Michael Widom and his colleagues showed what happens at the grain boundaries of one particular alloy of the metals nickel and bismuth that makes it brittle in their paper published in Science. Using advanced electron microscopes, Widom’s collaborators at Lehigh University scrutinized these microscopic grain boundaries at an atomic level. In a "very heroic experimental program" they discovered that when grains met, the bismuth and nickel atoms realigned into lattices to form layered superstructures at the grain boundaries. These superstructures had previously been thought to exist only rarely in some alloys. Finding it at many different boundaries led the team to conclude that these superstructures are probably much more common than many people had thought. 

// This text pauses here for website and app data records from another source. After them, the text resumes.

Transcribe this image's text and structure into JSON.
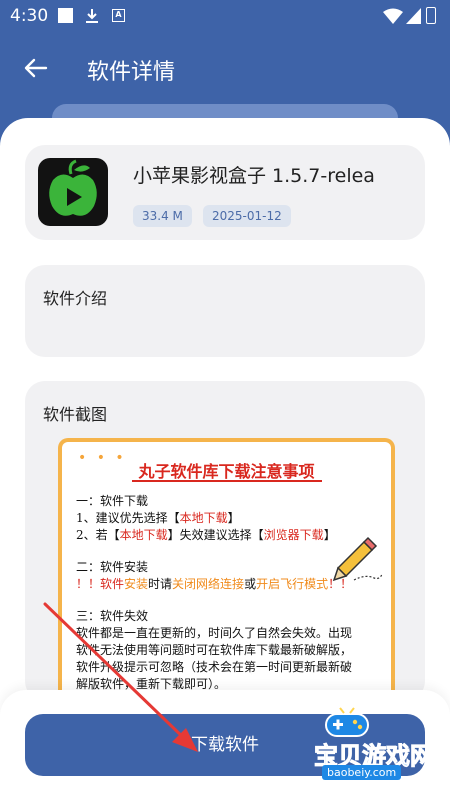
{
  "status_bar": {
    "time": "4:30",
    "icons": [
      "notification-square-icon",
      "download-icon",
      "a-badge-icon",
      "wifi-icon",
      "signal-icon",
      "battery-icon"
    ]
  },
  "header": {
    "title": "软件详情",
    "back_icon": "back-arrow-icon",
    "color": "#3e63a8"
  },
  "app": {
    "name": "小苹果影视盒子 1.5.7-relea",
    "size": "33.4 M",
    "date": "2025-01-12",
    "icon": "green-apple-play-icon"
  },
  "sections": {
    "intro_title": "软件介绍",
    "screenshots_title": "软件截图"
  },
  "screenshot": {
    "dots": "• • •",
    "title": "丸子软件库下载注意事项",
    "l1": "一：软件下载",
    "l2a": "1、建议优先选择【",
    "l2b": "本地下载",
    "l2c": "】",
    "l3a": "2、若【",
    "l3b": "本地下载",
    "l3c": "】失效建议选择【",
    "l3d": "浏览器下载",
    "l3e": "】",
    "l4": "二：软件安装",
    "l5a": "！！软件",
    "l5b": "安装",
    "l5c": "时请",
    "l5d": "关闭网络连接",
    "l5e": "或",
    "l5f": "开启飞行模式",
    "l5g": "！！",
    "l6": "三：软件失效",
    "l7": "软件都是一直在更新的，时间久了自然会失效。出现",
    "l8": "软件无法使用等问题时可在软件库下载最新破解版，",
    "l9": "软件升级提示可忽略（技术会在第一时间更新最新破",
    "l10": "解版软件，重新下载即可）。"
  },
  "actions": {
    "download_label": "下载软件"
  },
  "watermark": {
    "text": "宝贝游戏网",
    "url": "baobeiy.com"
  },
  "colors": {
    "accent": "#3e63a8",
    "badge_bg": "#dde4ef",
    "highlight_red": "#d9281f",
    "highlight_orange": "#f08b1c",
    "frame_orange": "#f5b44b"
  }
}
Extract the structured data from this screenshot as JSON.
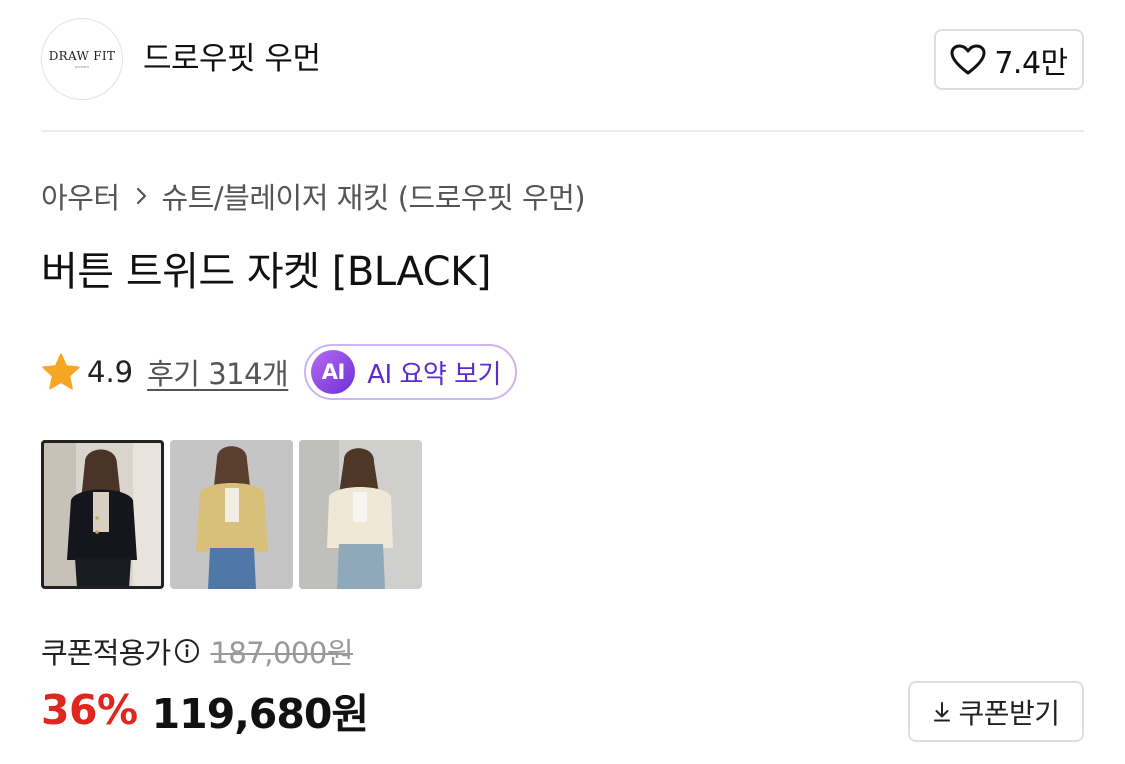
{
  "brand": {
    "logo_text": "DRAW FIT",
    "logo_subtext": "WOMEN",
    "name": "드로우핏 우먼",
    "like_count": "7.4만"
  },
  "breadcrumb": {
    "items": [
      "아우터",
      "슈트/블레이저 재킷 (드로우핏 우먼)"
    ]
  },
  "product": {
    "title": "버튼 트위드 자켓 [BLACK]",
    "rating": "4.9",
    "review_link": "후기 314개",
    "ai_badge": "AI",
    "ai_summary_label": "AI 요약 보기"
  },
  "thumbnails": [
    {
      "color": "black",
      "selected": true
    },
    {
      "color": "yellow",
      "selected": false
    },
    {
      "color": "ivory",
      "selected": false
    }
  ],
  "price": {
    "coupon_label": "쿠폰적용가",
    "original": "187,000원",
    "discount": "36%",
    "sale": "119,680원",
    "coupon_button": "쿠폰받기"
  },
  "colors": {
    "discount_red": "#e0261d",
    "ai_purple": "#5b2bd0",
    "star_orange": "#f5a623"
  },
  "icons": [
    "heart-icon",
    "chevron-right-icon",
    "star-icon",
    "info-icon",
    "download-icon"
  ]
}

Chiral nanocluster with open shell electronic structure and helical face-centered cubic framework

  • By Leena Aggarwal
  • 2 March 2018

Owing to high surface to volume ratios and chemical potential, nanoparticles possess unique optical, electrical, and thermal properties, which constitute the basis of novel applications in sensing, catalysis, nanoelectronics, bio-tagging etc. Despite the great advances in the synthesis, the total structure determination of nanoclusters still remains to be a major challenge. Recently Hyung J. Kim and their colleagues have reported the synthesis and crystal structure of a nanocluster composed of 23 silver atoms capped by 8 phosphine and 18 phenylethanethiolate ligands in the journal of Nature Communications.

Engineering of spin canting across core/shell Fe3O4/MnxFe3−xO4 nanoparticle

  • By Leena Aggarwal
  • 27 February 2018

In the recently published paper in Scientific Reports, Sara A. Majetich and their colleagues have demonstrated the engineering of spin canting across a Magnetic nanoparticles (MNP) via the Dzyaloshinskii-Moriya interaction (DMI). In this paper, they have shown that strong DMI can lead to magnetic frustration within the shell and cause canting of the net particle moment. These results have illuminated how core/shell nanoparticle systems can be engineered for spin canting across the whole of the particle, rather than solely at the surface.


Building Smarter Windows

  • By Burcu Ozden
  • 21 February 2018

Paul Leu and his student Sajad Haghanifar, a PhD candidate, developed a new type of glass 1,000 times thinner than a human hair which could potentially used as solar panels for smart windows.

While the solar energy industry is expanding — at an average annual rate of 68 percent from 2006 to 2016, according to the Solar Energy Industries Association — solar panels and solar cells still have an efficiency issue.

Paul Leu said, " Any light that is not being absorbed by your solar cell is decreasing the efficiency of your solar panel," and added “Anything you can do to increase your efficiency is good.”

Leu said that the new glass they developed has advantagous of scattering light energy at different angles, giving the light that does bounce off a better chance to be trapped and converted into useable energy

He added, “With these nanostructures, you can get the reflection rate close to zero.”